For their patience and support I am indebted to my husband, Loney, my stepdaughter, Maggie, and especially to my son, Malcolm, whose persistent question, "When are you going to finish the book about Granny Essie?" inspired me to complete this manuscript. It has been a long time coming.
The comments, suggestions, and advice of my brother and best friend, Alan McBeth, were of singular importance to the completion of this book. He always had time to read one more section and to advise me on grammar, content, and clarity.
To my mother, Muriel McBeth, I also owe special thanks. She accompanied me on my first trip to Naytahwaush in 1987 to care for my then two‐ year-old-son while I worked, but more than that, she has always been supportive of my dreams and visions.
I also want to thank my siblings—Ray, Karen, Alan, Dean, Casey, Mark, and Glenn—and my dad, Carroll, for their help and support over the years.
Lucie Minsk (Dartmouth College) provided invaluable assistance with the transcription of many of the taped interviews. The interlibrary loan staff at the University of Northern Colorado were also of tremendous help, as were friends in Fargo, North Dakota; Moorhead, Minnesota; Wahpeton, North Dakota; Naytahwaush, Minnesota; and Greeley, Colorado.
I also want to thank my colleagues in the Anthropology department at the University of Northern Colorado: Bob Brunswig for help with the map, Michael Higgins for theoretical insights, and Jim Wanner for critical readings. Friend and kindred spirit Anneliese Walsh assisted with the family tree. Loney Tassi also provided invaluable assistance with the reproduction of the photographs.

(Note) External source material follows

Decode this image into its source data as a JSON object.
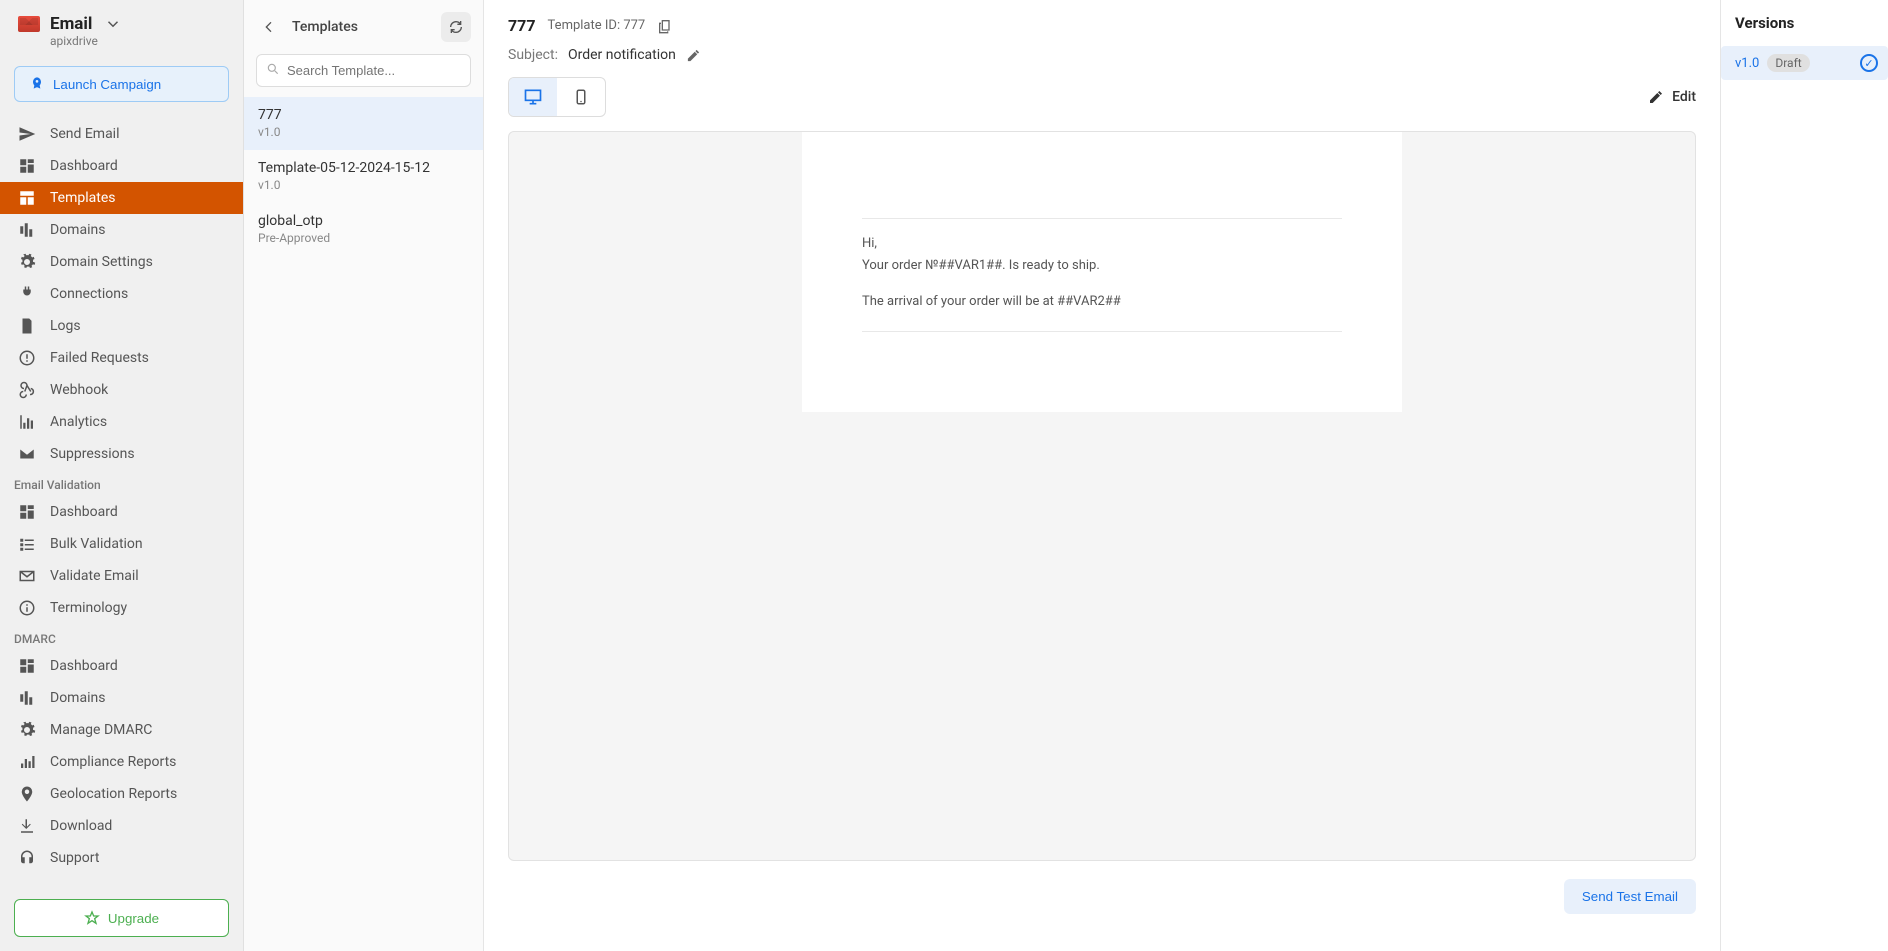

The Hispanic Studies Department was generous with the loan of their Macintosh printer.
The comments and suggestions of the three University of Nebraska Press anonymous readers are gratefully acknowledged. Lavonne Ruoff's suppor